***** Available data

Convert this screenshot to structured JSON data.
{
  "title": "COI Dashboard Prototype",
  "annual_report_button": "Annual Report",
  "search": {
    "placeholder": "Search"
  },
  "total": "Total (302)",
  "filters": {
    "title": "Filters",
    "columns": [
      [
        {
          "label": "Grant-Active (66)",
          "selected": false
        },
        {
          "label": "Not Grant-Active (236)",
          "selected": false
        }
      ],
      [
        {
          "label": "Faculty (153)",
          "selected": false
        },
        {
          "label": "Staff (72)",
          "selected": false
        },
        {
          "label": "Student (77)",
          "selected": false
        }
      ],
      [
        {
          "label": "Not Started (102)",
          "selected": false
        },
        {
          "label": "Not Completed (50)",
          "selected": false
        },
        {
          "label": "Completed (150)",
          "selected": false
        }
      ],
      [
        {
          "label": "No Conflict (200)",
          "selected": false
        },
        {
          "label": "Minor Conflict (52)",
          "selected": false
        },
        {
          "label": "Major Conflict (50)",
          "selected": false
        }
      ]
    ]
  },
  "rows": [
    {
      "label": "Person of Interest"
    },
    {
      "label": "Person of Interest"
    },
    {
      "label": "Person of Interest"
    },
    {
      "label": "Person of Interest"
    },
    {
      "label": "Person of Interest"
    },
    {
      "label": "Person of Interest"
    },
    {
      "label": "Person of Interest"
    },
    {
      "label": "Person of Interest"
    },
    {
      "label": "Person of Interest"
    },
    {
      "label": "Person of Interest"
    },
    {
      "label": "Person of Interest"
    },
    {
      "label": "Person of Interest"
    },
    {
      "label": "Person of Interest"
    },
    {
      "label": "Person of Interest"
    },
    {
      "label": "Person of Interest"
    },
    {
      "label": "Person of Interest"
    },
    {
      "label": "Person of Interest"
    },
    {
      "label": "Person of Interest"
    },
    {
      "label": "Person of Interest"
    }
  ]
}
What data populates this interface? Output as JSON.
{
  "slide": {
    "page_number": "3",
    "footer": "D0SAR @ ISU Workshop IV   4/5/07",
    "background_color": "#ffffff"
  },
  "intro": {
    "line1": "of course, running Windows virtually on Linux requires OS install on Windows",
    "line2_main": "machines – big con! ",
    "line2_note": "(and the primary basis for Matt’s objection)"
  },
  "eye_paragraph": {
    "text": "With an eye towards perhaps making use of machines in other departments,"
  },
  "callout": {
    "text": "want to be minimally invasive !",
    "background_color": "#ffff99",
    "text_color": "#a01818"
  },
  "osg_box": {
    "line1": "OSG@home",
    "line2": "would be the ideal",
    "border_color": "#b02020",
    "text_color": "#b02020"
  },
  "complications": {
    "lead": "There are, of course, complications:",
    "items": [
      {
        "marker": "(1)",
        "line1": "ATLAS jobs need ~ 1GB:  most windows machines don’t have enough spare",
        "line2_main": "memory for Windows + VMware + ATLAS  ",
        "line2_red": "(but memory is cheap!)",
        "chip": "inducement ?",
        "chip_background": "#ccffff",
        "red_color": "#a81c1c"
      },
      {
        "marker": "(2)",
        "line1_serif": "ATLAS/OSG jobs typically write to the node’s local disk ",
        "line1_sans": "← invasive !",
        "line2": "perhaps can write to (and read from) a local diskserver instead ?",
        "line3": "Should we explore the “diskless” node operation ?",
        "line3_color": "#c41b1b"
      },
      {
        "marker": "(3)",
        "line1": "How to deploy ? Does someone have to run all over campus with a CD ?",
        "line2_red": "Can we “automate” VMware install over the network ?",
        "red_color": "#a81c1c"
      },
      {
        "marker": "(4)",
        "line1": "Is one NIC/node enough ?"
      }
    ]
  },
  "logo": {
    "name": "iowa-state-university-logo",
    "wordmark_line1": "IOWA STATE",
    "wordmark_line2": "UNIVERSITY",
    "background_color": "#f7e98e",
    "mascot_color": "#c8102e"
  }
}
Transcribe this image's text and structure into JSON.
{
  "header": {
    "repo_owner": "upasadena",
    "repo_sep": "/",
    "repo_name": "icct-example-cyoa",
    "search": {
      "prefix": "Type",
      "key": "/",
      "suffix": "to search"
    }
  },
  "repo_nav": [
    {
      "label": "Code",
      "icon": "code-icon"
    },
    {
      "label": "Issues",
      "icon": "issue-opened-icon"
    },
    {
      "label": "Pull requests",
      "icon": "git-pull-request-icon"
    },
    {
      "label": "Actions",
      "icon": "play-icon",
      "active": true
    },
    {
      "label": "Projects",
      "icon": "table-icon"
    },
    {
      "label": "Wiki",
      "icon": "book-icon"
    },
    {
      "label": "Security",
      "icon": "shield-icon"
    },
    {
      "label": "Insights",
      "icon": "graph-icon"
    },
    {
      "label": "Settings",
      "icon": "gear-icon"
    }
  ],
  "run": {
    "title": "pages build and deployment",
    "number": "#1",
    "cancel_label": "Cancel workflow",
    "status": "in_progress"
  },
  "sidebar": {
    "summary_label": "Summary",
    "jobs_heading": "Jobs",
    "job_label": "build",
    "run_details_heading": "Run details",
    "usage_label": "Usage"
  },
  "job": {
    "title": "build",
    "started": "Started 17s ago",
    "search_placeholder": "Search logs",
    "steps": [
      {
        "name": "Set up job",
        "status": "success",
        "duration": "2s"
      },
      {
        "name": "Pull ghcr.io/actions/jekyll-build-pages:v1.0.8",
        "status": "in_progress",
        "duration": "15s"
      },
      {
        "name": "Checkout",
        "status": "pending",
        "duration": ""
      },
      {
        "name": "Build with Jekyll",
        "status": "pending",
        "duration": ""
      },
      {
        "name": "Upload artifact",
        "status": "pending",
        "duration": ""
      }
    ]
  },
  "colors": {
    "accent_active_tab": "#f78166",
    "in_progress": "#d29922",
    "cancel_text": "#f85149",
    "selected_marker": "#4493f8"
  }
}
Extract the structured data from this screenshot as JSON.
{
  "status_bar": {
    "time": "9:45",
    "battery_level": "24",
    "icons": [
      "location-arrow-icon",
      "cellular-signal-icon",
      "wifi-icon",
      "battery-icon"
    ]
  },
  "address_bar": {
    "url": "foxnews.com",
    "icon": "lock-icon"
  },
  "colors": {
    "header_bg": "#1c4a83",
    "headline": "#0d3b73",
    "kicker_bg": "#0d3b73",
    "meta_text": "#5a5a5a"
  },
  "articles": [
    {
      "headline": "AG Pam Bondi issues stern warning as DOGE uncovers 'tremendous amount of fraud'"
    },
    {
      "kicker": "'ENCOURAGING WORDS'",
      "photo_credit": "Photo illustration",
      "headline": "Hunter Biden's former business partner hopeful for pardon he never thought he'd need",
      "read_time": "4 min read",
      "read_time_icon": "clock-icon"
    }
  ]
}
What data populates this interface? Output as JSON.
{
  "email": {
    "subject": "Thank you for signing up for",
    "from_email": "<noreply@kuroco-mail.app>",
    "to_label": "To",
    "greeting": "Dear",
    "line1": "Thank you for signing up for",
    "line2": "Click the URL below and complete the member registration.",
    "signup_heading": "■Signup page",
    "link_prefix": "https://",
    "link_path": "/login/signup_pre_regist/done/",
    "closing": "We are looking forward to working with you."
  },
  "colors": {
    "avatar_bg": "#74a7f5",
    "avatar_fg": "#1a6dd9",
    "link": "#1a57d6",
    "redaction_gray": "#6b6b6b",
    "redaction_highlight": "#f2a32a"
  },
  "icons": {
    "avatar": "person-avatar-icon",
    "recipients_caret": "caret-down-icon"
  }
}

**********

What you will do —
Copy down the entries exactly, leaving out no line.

Written response —
Convert this screenshot to structured JSON data.
{
  "title": "COI Dashboard Prototype",
  "annual_report_button": "Annual Report",
  "search": {
    "placeholder": "Search"
  },
  "total": "Total (302)",
  "filters": {
    "title": "Filters",
    "columns": [
      [
        {
          "label": "Grant-Active (66)",
          "selected": false
        },
        {
          "label": "Not Grant-Active (236)",
          "selected": false
        }
      ],
      [
        {
          "label": "Faculty (153)",
          "selected": false
        },
        {
          "label": "Staff (72)",
          "selected": false
        },
        {
          "label": "Student (77)",
          "selected": false
        }
      ],
      [
        {
          "label": "Not Started (102)",
          "selected": false
        },
        {
          "label": "Not Completed (50)",
          "selected": false
        },
        {
          "label": "Completed (150)",
          "selected": false
        }
      ],
      [
        {
          "label": "No Conflict (200)",
          "selected": false
        },
        {
          "label": "Minor Conflict (52)",
          "selected": false
        },
        {
          "label": "Major Conflict (50)",
          "selected": false
        }
      ]
    ]
  },
  "rows": [
    {
      "label": "Person of Interest"
    },
    {
      "label": "Person of Interest"
    },
    {
      "label": "Person of Interest"
    },
    {
      "label": "Person of Interest"
    },
    {
      "label": "Person of Interest"
    },
    {
      "label": "Person of Interest"
    },
    {
      "label": "Person of Interest"
    },
    {
      "label": "Person of Interest"
    },
    {
      "label": "Person of Interest"
    },
    {
      "label": "Person of Interest"
    },
    {
      "label": "Person of Interest"
    },
    {
      "label": "Person of Interest"
    },
    {
      "label": "Person of Interest"
    },
    {
      "label": "Person of Interest"
    },
    {
      "label": "Person of Interest"
    },
    {
      "label": "Person of Interest"
    },
    {
      "label": "Person of Interest"
    },
    {
      "label": "Person of Interest"
    },
    {
      "label": "Person of Interest"
    }
  ]
}
What data populates this interface? Output as JSON.
{
  "slide": {
    "page_number": "3",
    "footer": "D0SAR @ ISU Workshop IV   4/5/07",
    "background_color": "#ffffff"
  },
  "intro": {
    "line1": "of course, running Windows virtually on Linux requires OS install on Windows",
    "line2_main": "machines – big con! ",
    "line2_note": "(and the primary basis for Matt’s objection)"
  },
  "eye_paragraph": {
    "text": "With an eye towards perhaps making use of machines in other departments,"
  },
  "callout": {
    "text": "want to be minimally invasive !",
    "background_color": "#ffff99",
    "text_color": "#a01818"
  },
  "osg_box": {
    "line1": "OSG@home",
    "line2": "would be the ideal",
    "border_color": "#b02020",
    "text_color": "#b02020"
  },
  "complications": {
    "lead": "There are, of course, complications:",
    "items": [
      {
        "marker": "(1)",
        "line1": "ATLAS jobs need ~ 1GB:  most windows machines don’t have enough spare",
        "line2_main": "memory for Windows + VMware + ATLAS  ",
        "line2_red": "(but memory is cheap!)",
        "chip": "inducement ?",
        "chip_background": "#ccffff",
        "red_color": "#a81c1c"
      },
      {
        "marker": "(2)",
        "line1_serif": "ATLAS/OSG jobs typically write to the node’s local disk ",
        "line1_sans": "← invasive !",
        "line2": "perhaps can write to (and read from) a local diskserver instead ?",
        "line3": "Should we explore the “diskless” node operation ?",
        "line3_color": "#c41b1b"
      },
      {
        "marker": "(3)",
        "line1": "How to deploy ? Does someone have to run all over campus with a CD ?",
        "line2_red": "Can we “automate” VMware install over the network ?",
        "red_color": "#a81c1c"
      },
      {
        "marker": "(4)",
        "line1": "Is one NIC/node enough ?"
      }
    ]
  },
  "logo": {
    "name": "iowa-state-university-logo",
    "wordmark_line1": "IOWA STATE",
    "wordmark_line2": "UNIVERSITY",
    "background_color": "#f7e98e",
    "mascot_color": "#c8102e"
  }
}
Transcribe this image's text and structure into JSON.
{
  "header": {
    "repo_owner": "upasadena",
    "repo_sep": "/",
    "repo_name": "icct-example-cyoa",
    "search": {
      "prefix": "Type",
      "key": "/",
      "suffix": "to search"
    }
  },
  "repo_nav": [
    {
      "label": "Code",
      "icon": "code-icon"
    },
    {
      "label": "Issues",
      "icon": "issue-opened-icon"
    },
    {
      "label": "Pull requests",
      "icon": "git-pull-request-icon"
    },
    {
      "label": "Actions",
      "icon": "play-icon",
      "active": true
    },
    {
      "label": "Projects",
      "icon": "table-icon"
    },
    {
      "label": "Wiki",
      "icon": "book-icon"
    },
    {
      "label": "Security",
      "icon": "shield-icon"
    },
    {
      "label": "Insights",
      "icon": "graph-icon"
    },
    {
      "label": "Settings",
      "icon": "gear-icon"
    }
  ],
  "run": {
    "title": "pages build and deployment",
    "number": "#1",
    "cancel_label": "Cancel workflow",
    "status": "in_progress"
  },
  "sidebar": {
    "summary_label": "Summary",
    "jobs_heading": "Jobs",
    "job_label": "build",
    "run_details_heading": "Run details",
    "usage_label": "Usage"
  },
  "job": {
    "title": "build",
    "started": "Started 17s ago",
    "search_placeholder": "Search logs",
    "steps": [
      {
        "name": "Set up job",
        "status": "success",
        "duration": "2s"
      },
      {
        "name": "Pull ghcr.io/actions/jekyll-build-pages:v1.0.8",
        "status": "in_progress",
        "duration": "15s"
      },
      {
        "name": "Checkout",
        "status": "pending",
        "duration": ""
      },
      {
        "name": "Build with Jekyll",
        "status": "pending",
        "duration": ""
      },
      {
        "name": "Upload artifact",
        "status": "pending",
        "duration": ""
      }
    ]
  },
  "colors": {
    "accent_active_tab": "#f78166",
    "in_progress": "#d29922",
    "cancel_text": "#f85149",
    "selected_marker": "#4493f8"
  }
}
Extract the structured data from this screenshot as JSON.
{
  "status_bar": {
    "time": "9:45",
    "battery_level": "24",
    "icons": [
      "location-arrow-icon",
      "cellular-signal-icon",
      "wifi-icon",
      "battery-icon"
    ]
  },
  "address_bar": {
    "url": "foxnews.com",
    "icon": "lock-icon"
  },
  "colors": {
    "header_bg": "#1c4a83",
    "headline": "#0d3b73",
    "kicker_bg": "#0d3b73",
    "meta_text": "#5a5a5a"
  },
  "articles": [
    {
      "headline": "AG Pam Bondi issues stern warning as DOGE uncovers 'tremendous amount of fraud'"
    },
    {
      "kicker": "'ENCOURAGING WORDS'",
      "photo_credit": "Photo illustration",
      "headline": "Hunter Biden's former business partner hopeful for pardon he never thought he'd need",
      "read_time": "4 min read",
      "read_time_icon": "clock-icon"
    }
  ]
}
What data populates this interface? Output as JSON.
{
  "email": {
    "subject": "Thank you for signing up for",
    "from_email": "<noreply@kuroco-mail.app>",
    "to_label": "To",
    "greeting": "Dear",
    "line1": "Thank you for signing up for",
    "line2": "Click the URL below and complete the member registration.",
    "signup_heading": "■Signup page",
    "link_prefix": "https://",
    "link_path": "/login/signup_pre_regist/done/",
    "closing": "We are looking forward to working with you."
  },
  "colors": {
    "avatar_bg": "#74a7f5",
    "avatar_fg": "#1a6dd9",
    "link": "#1a57d6",
    "redaction_gray": "#6b6b6b",
    "redaction_highlight": "#f2a32a"
  },
  "icons": {
    "avatar": "person-avatar-icon",
    "recipients_caret": "caret-down-icon"
  }
}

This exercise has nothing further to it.